The United States Senate struck down a bill by one vote that would have allowed for the construction of the remaining 60 percent of the Keystone pipeline, referred to as the Keystone XL expansion. The full pipeline would stretch from Alberta, Canada down to the Gulf Coast of Texas and transport 830,000 barrels of oil per day at full capacity.
The House of Representatives passed a bill promoting the construction of the Keystone XL pipeline for the ninth time on Nov. 14. The bill moved onto the Senate Nov. 17 where it was overrode, after three years of debate. Florida state senator Marco Rubio, Republican, voted yes on the expansion. Bill Nelson, Democrat, voted no.

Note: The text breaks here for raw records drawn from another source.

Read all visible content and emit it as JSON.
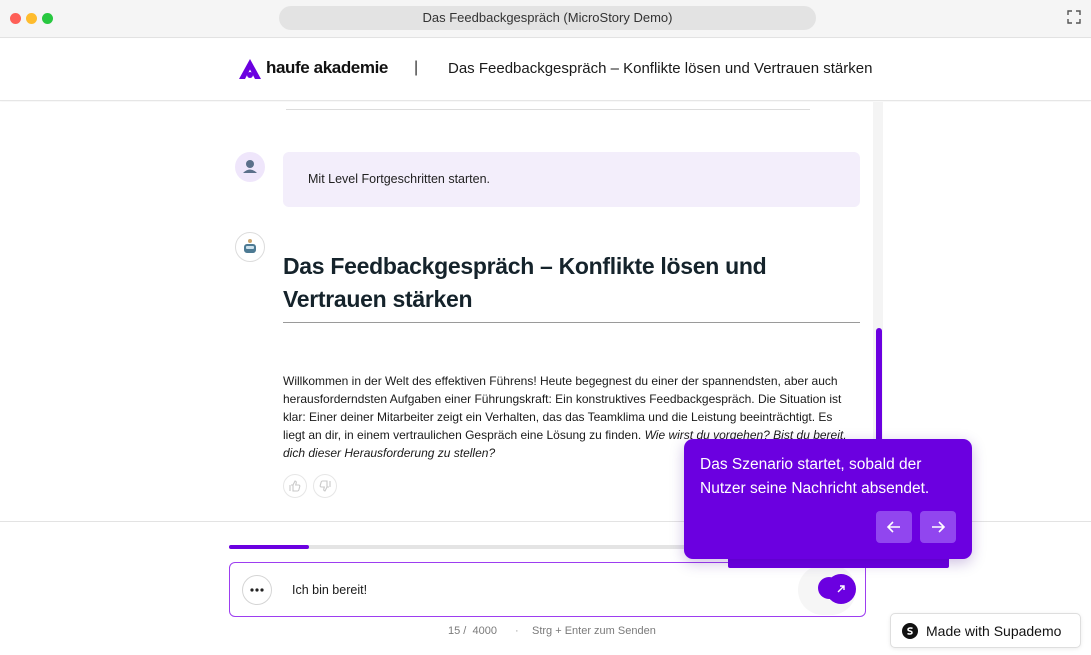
{
  "window": {
    "title": "Das Feedbackgespräch (MicroStory Demo)"
  },
  "header": {
    "logo_text": "haufe akademie",
    "separator": "|",
    "title": "Das Feedbackgespräch – Konflikte lösen und Vertrauen stärken"
  },
  "chat": {
    "user_message": "Mit Level Fortgeschritten starten.",
    "bot_title": "Das Feedbackgespräch – Konflikte lösen und Vertrauen stärken",
    "bot_body": "Willkommen in der Welt des effektiven Führens! Heute begegnest du einer der spannendsten, aber auch herausforderndsten Aufgaben einer Führungskraft: Ein konstruktives Feedbackgespräch. Die Situation ist klar: Einer deiner Mitarbeiter zeigt ein Verhalten, das das Teamklima und die Leistung beeinträchtigt. Es liegt an dir, in einem vertraulichen Gespräch eine Lösung zu finden.",
    "bot_body_italic": "Wie wirst du vorgehen? Bist du bereit, dich dieser Herausforderung zu stellen?"
  },
  "composer": {
    "progress": 0.125,
    "input_value": "Ich bin bereit!",
    "char_count": "15 /",
    "char_max": "4000",
    "separator": "·",
    "hint": "Strg + Enter zum Senden"
  },
  "tooltip": {
    "text": "Das Szenario startet, sobald der Nutzer seine Nachricht absendet."
  },
  "badge": {
    "label": "Made with Supademo"
  },
  "colors": {
    "accent": "#6b00e0",
    "accent_light": "#9146ef",
    "bubble": "#f3eefb"
  },
  "icons": [
    "haufe-logo-icon",
    "expand-icon",
    "user-avatar-icon",
    "bot-avatar-icon",
    "thumbs-up-icon",
    "thumbs-down-icon",
    "more-icon",
    "send-icon",
    "arrow-left-icon",
    "arrow-right-icon",
    "supademo-icon"
  ]
}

Despite this loss, Republicans are ready to reconvene in 2015 and push a bill approving the Keystone XL pipeline through Congress.

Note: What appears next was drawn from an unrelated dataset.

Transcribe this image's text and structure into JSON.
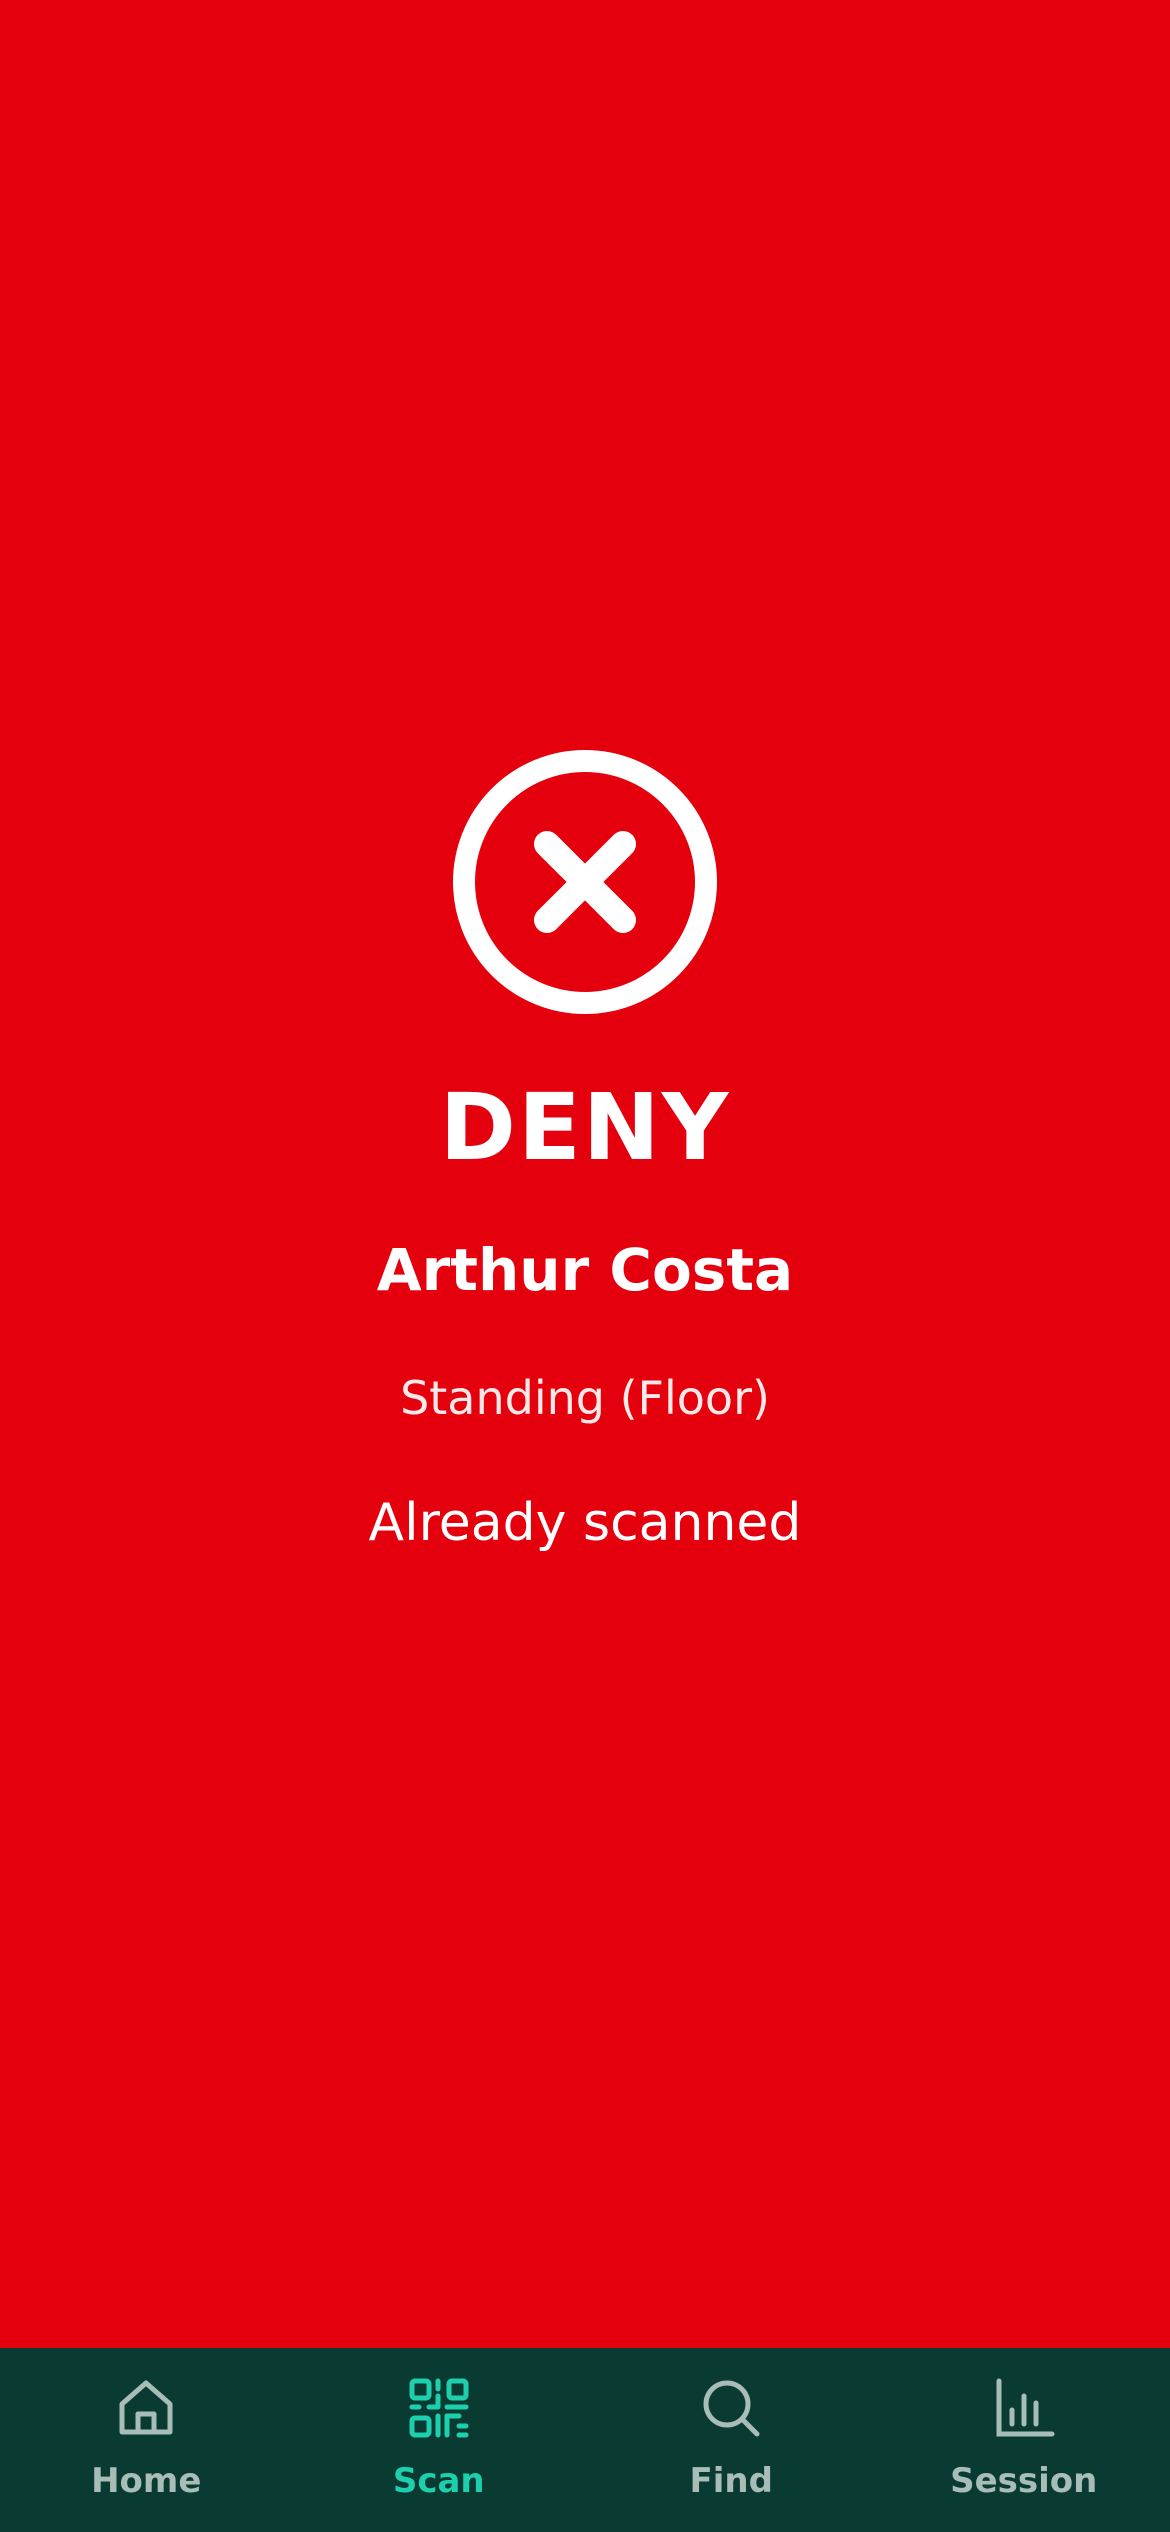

The current Keystone pipeline runs from Alberta to Cushing, Okla. The proposed expansion would cut through an area of Montana and North Dakota where oil extraction is growing and continue to oil refineries in Texas. The pipeline would transport more crude oil from Canada, most of which would hail from tar sands.
According to the Oil Shale and Tar Sands Programmatic Environmental Impact Statement (PEIS), tar sands are “a combination of clay, sand, water and a heavy black viscous oil called bitumen.” Globally, the largest deposits of tar sands are found in Alberta. Canada is currently the only country with a commercial tar sands industry.
TransCanada, the company responsible for building the pipeline, first proposed the project in 2005 and it went mostly unnoticed until environmentalists extensively started lobbying against it in 2011. Legislation allowing the Keystone XL pipeline must be signed by President Obama because the pipeline would cross the U.S.-Canada border.
According to an article published by NPR, the State Department, which had to “conduct an environmental assessment” of the proposed expansion due to its position crossing the border, is “waiting for the outcome of a Nebraska Supreme Court case that could affect the pipeline’s route.”
“As far I have seen, and this includes when the pipeline was first proposed and now, people in Nebraska are opposed to the pipeline,” Jake Nanfito, a student at the University of Nebraska-Lincoln, said. “Those I have talked to here are aware of the news and are happy the legislation to push the plans forward has failed. This includes professors, students and my family.”
While the environmental effects the pipeline may cause are still under debate, many politicians and lobbyists have strong feelings on the topic either in support of the oil industry or environmental groups. While Republicans in the Senate were in unanimous support of the bill, Democrats have been split on the subject, torn between supporting the jobs that construction of the pipeline would foster and defending the environmental concerns that have been discussed.
“I think the pipeline would be a step backwards in terms of energy policy,” Professor of Biology Katherine McHugh said.
According to McHugh, the pipeline does not pose any environmental harm “at face value.” However it is still being debated whether or not the tar sands in Canada will be mined at a faster rate regardless of the pipeline. Certainly the pipeline will make it more cost effective to mine the tar sands. This would continue to support the use of fossil fuels, thus increasing the amount of greenhouse gases released into the atmosphere and accelerating global warming.
The Intergovernmental Panel on Climate Change (IPCC) recently released its Fifth Assessment Report. In order to keep the effects of climate change to a minimum in the coming decades, the report says that there would have to be drastically decreased emissions of carbon dioxide, that untapped reserves of fossil fuels would have to remain untapped and reforestation projects would need to be implemented.
“Anything we can do to move away from fossil fuels would be an improvement,” McHugh said.